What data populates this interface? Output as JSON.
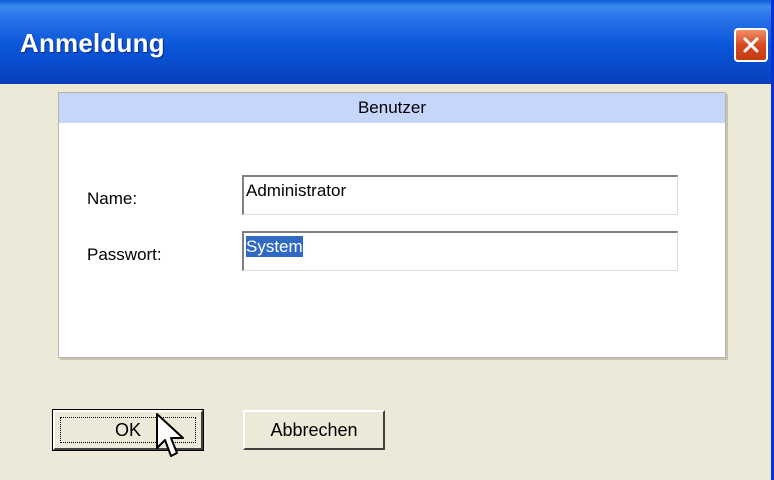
{
  "window": {
    "title": "Anmeldung"
  },
  "panel": {
    "header": "Benutzer",
    "name_label": "Name:",
    "name_value": "Administrator",
    "password_label": "Passwort:",
    "password_value": "System"
  },
  "buttons": {
    "ok_label": "OK",
    "cancel_label": "Abbrechen"
  },
  "icons": {
    "close": "close-icon",
    "cursor": "mouse-cursor-icon"
  },
  "colors": {
    "titlebar": "#0a55d8",
    "panel_header": "#c6d6fa",
    "selection": "#316ac5",
    "close_button": "#d84a20"
  }
}
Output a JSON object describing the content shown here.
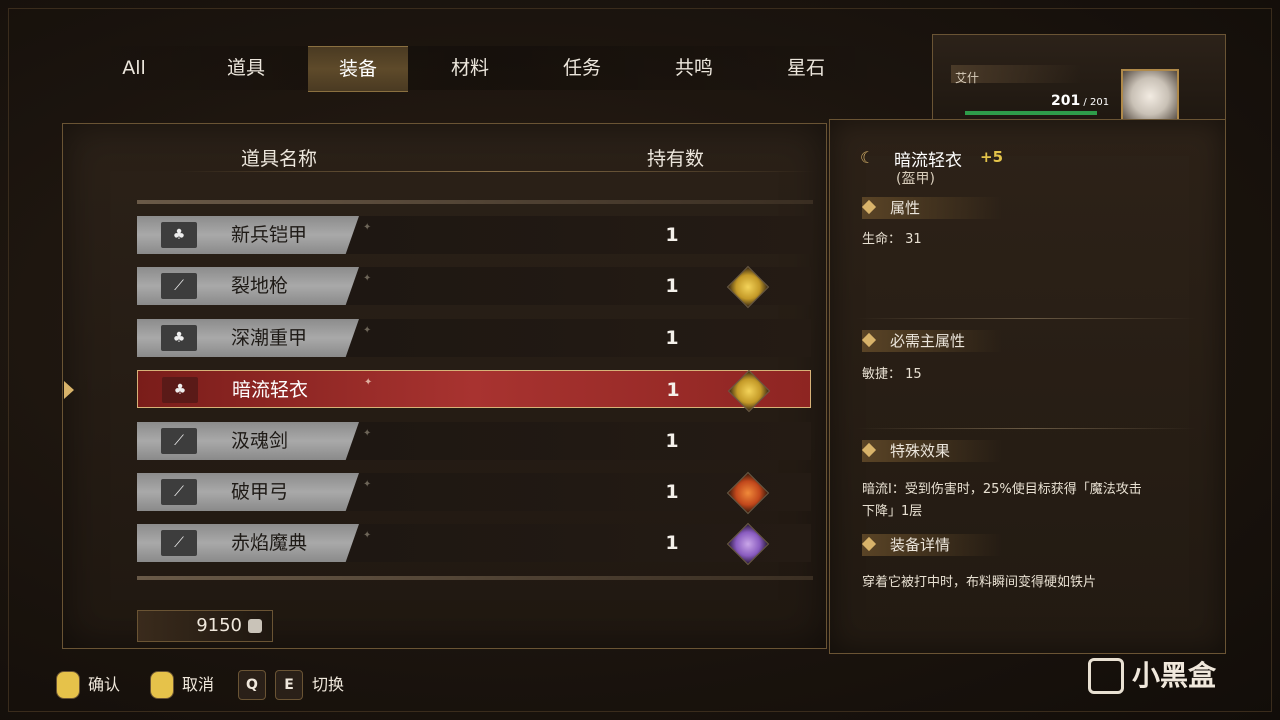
{
  "tabs": [
    "All",
    "道具",
    "装备",
    "材料",
    "任务",
    "共鸣",
    "星石"
  ],
  "active_tab_index": 2,
  "list": {
    "col_name": "道具名称",
    "col_count": "持有数",
    "items": [
      {
        "icon": "armor-icon",
        "name": "新兵铠甲",
        "count": "1",
        "equipped_avatar": null
      },
      {
        "icon": "sword-icon",
        "name": "裂地枪",
        "count": "1",
        "equipped_avatar": "blonde-character-avatar"
      },
      {
        "icon": "armor-icon",
        "name": "深潮重甲",
        "count": "1",
        "equipped_avatar": null
      },
      {
        "icon": "armor-icon",
        "name": "暗流轻衣",
        "count": "1",
        "equipped_avatar": "blonde-character-avatar"
      },
      {
        "icon": "sword-icon",
        "name": "汲魂剑",
        "count": "1",
        "equipped_avatar": null
      },
      {
        "icon": "sword-icon",
        "name": "破甲弓",
        "count": "1",
        "equipped_avatar": "orange-hair-character-avatar"
      },
      {
        "icon": "sword-icon",
        "name": "赤焰魔典",
        "count": "1",
        "equipped_avatar": "purple-hair-character-avatar"
      }
    ],
    "selected_index": 3
  },
  "money": "9150",
  "character": {
    "name": "艾什",
    "hp": "201",
    "hp_max": "201"
  },
  "detail": {
    "title": "暗流轻衣",
    "plus": "+5",
    "subtitle": "(盔甲)",
    "sections": {
      "attributes": {
        "label": "属性",
        "text": "生命： 31"
      },
      "required": {
        "label": "必需主属性",
        "text": "敏捷： 15"
      },
      "special": {
        "label": "特殊效果",
        "text_line1": "暗流Ⅰ：受到伤害时，25%使目标获得「魔法攻击",
        "text_line2": "下降」1层"
      },
      "details": {
        "label": "装备详情",
        "text": "穿着它被打中时，布料瞬间变得硬如铁片"
      }
    }
  },
  "footer": {
    "confirm": "确认",
    "cancel": "取消",
    "key_q": "Q",
    "key_e": "E",
    "switch": "切换"
  },
  "watermark": "小黑盒",
  "colors": {
    "selected_row": "#a83330",
    "accent_gold": "#d8b36a",
    "hp_bar": "#2e9c4a",
    "plus_text": "#e3c34a"
  }
}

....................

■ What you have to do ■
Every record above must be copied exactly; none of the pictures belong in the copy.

■ Completed task ■
What data populates this interface? Output as JSON.
{
  "window": {
    "title": "Anmeldung"
  },
  "panel": {
    "header": "Benutzer",
    "name_label": "Name:",
    "name_value": "Administrator",
    "password_label": "Passwort:",
    "password_value": "System"
  },
  "buttons": {
    "ok_label": "OK",
    "cancel_label": "Abbrechen"
  },
  "icons": {
    "close": "close-icon",
    "cursor": "mouse-cursor-icon"
  },
  "colors": {
    "titlebar": "#0a55d8",
    "panel_header": "#c6d6fa",
    "selection": "#316ac5",
    "close_button": "#d84a20"
  }
}
Output a JSON object describing the content shown here.
{
  "tabs": [
    "All",
    "道具",
    "装备",
    "材料",
    "任务",
    "共鸣",
    "星石"
  ],
  "active_tab_index": 2,
  "list": {
    "col_name": "道具名称",
    "col_count": "持有数",
    "items": [
      {
        "icon": "armor-icon",
        "name": "新兵铠甲",
        "count": "1",
        "equipped_avatar": null
      },
      {
        "icon": "sword-icon",
        "name": "裂地枪",
        "count": "1",
        "equipped_avatar": "blonde-character-avatar"
      },
      {
        "icon": "armor-icon",
        "name": "深潮重甲",
        "count": "1",
        "equipped_avatar": null
      },
      {
        "icon": "armor-icon",
        "name": "暗流轻衣",
        "count": "1",
        "equipped_avatar": "blonde-character-avatar"
      },
      {
        "icon": "sword-icon",
        "name": "汲魂剑",
        "count": "1",
        "equipped_avatar": null
      },
      {
        "icon": "sword-icon",
        "name": "破甲弓",
        "count": "1",
        "equipped_avatar": "orange-hair-character-avatar"
      },
      {
        "icon": "sword-icon",
        "name": "赤焰魔典",
        "count": "1",
        "equipped_avatar": "purple-hair-character-avatar"
      }
    ],
    "selected_index": 3
  },
  "money": "9150",
  "character": {
    "name": "艾什",
    "hp": "201",
    "hp_max": "201"
  },
  "detail": {
    "title": "暗流轻衣",
    "plus": "+5",
    "subtitle": "(盔甲)",
    "sections": {
      "attributes": {
        "label": "属性",
        "text": "生命： 31"
      },
      "required": {
        "label": "必需主属性",
        "text": "敏捷： 15"
      },
      "special": {
        "label": "特殊效果",
        "text_line1": "暗流Ⅰ：受到伤害时，25%使目标获得「魔法攻击",
        "text_line2": "下降」1层"
      },
      "details": {
        "label": "装备详情",
        "text": "穿着它被打中时，布料瞬间变得硬如铁片"
      }
    }
  },
  "footer": {
    "confirm": "确认",
    "cancel": "取消",
    "key_q": "Q",
    "key_e": "E",
    "switch": "切换"
  },
  "watermark": "小黑盒",
  "colors": {
    "selected_row": "#a83330",
    "accent_gold": "#d8b36a",
    "hp_bar": "#2e9c4a",
    "plus_text": "#e3c34a"
  }
}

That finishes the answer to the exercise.